Leading Spanish gaming personality Eduardo Morales Hermo of Ficom Leisure, considers the online gaming development in Latin America with great optimism.


The veteran of more than 40 years of development, production and operation of gaming machines in the Spanish and other jurisdictions, was expressing his views in a webinar held by G&M News.

In it, Morales, who is also a consultant at iGamingCo, criticised the way that most European countries had handled the pandemic as far as the gaming industry was concerned. He said that the threat was slow to be recognised and delayed tests and lockdown measures should have happened weeks earlier.

Morales said that the industry had now lost 30 per cent of its revenues for the first half of the year and would probably lost 20 per cent of those for the second half.

Turning his attention to online gambling, he noted that it was able to take only minor advantage of this situation. Operators tended to concentrate on casino games and bingo and this did not fully compensate.

"Other products such as virtual games or betting on esports did not have substantial benefits to compensate for the downturn. One of the factors that also impacted negatively was measures taken by some regulators in different jurisdictions – Spain, Belgium, Sweden, the UK and Latvia, among others, in limiting deposits, banning advertising and bonuses, promotions or other commercial incentives.

Moving on to the future, Morales said that he was optimistic about the future of online gaming in Latin America in particular. “iGaming is a must for all relevant gambling operators, although not all will be able to compete and it will depend upon the regulatory framework that is put into pace. Only a few markets are available for a regulated operation, but others will follow and then perhaps only five or six jurisdictions will be potentially relevant: Brazil, Mexico, Argentina, Peru, Chile or Colombia.

“The potential interest of Europeans or other international operators is evident and will be there especially in markets that are in process of regulation, such as Argentina, Brazil or Chile and others already open.

“This will also depend on how effective governments are in blocking the offshore offer.

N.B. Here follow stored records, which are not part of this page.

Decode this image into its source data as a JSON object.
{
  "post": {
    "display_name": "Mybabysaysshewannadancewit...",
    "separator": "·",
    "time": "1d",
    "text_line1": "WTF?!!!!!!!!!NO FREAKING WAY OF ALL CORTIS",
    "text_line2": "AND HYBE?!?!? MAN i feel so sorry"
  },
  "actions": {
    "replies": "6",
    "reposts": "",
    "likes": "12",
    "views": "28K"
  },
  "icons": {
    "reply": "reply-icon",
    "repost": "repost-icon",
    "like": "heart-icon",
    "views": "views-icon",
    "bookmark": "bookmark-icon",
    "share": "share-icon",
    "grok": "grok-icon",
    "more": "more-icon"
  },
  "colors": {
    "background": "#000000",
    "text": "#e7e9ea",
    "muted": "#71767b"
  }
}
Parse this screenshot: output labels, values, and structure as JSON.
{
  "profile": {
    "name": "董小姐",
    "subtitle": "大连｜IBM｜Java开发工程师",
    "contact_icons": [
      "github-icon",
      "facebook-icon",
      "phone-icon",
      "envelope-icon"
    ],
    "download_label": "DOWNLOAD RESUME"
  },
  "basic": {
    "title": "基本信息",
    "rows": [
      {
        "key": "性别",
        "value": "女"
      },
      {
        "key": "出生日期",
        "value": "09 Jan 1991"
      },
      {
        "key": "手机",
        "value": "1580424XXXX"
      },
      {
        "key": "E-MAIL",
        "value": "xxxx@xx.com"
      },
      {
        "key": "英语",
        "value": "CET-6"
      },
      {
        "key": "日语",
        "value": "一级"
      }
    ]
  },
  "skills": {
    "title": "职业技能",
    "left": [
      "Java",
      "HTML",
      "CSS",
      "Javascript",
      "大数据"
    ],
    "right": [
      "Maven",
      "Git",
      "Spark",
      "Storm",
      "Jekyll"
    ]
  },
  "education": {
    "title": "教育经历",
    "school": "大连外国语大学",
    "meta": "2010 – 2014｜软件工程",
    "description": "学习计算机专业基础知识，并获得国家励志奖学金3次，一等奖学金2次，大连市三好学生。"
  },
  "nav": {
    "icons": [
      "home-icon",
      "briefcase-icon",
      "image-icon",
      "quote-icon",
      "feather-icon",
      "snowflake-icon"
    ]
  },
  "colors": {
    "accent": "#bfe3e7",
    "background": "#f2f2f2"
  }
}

Otherwise the licensed operators will find it difficult to compete.”

On the other hand, he said, the market values are not comparable with those of Europe, Asia or North America, ‘so you need higher market share to have a sustainable business.’

Nevertheless, he said, the interest is there if the regulations are reasonably competitive.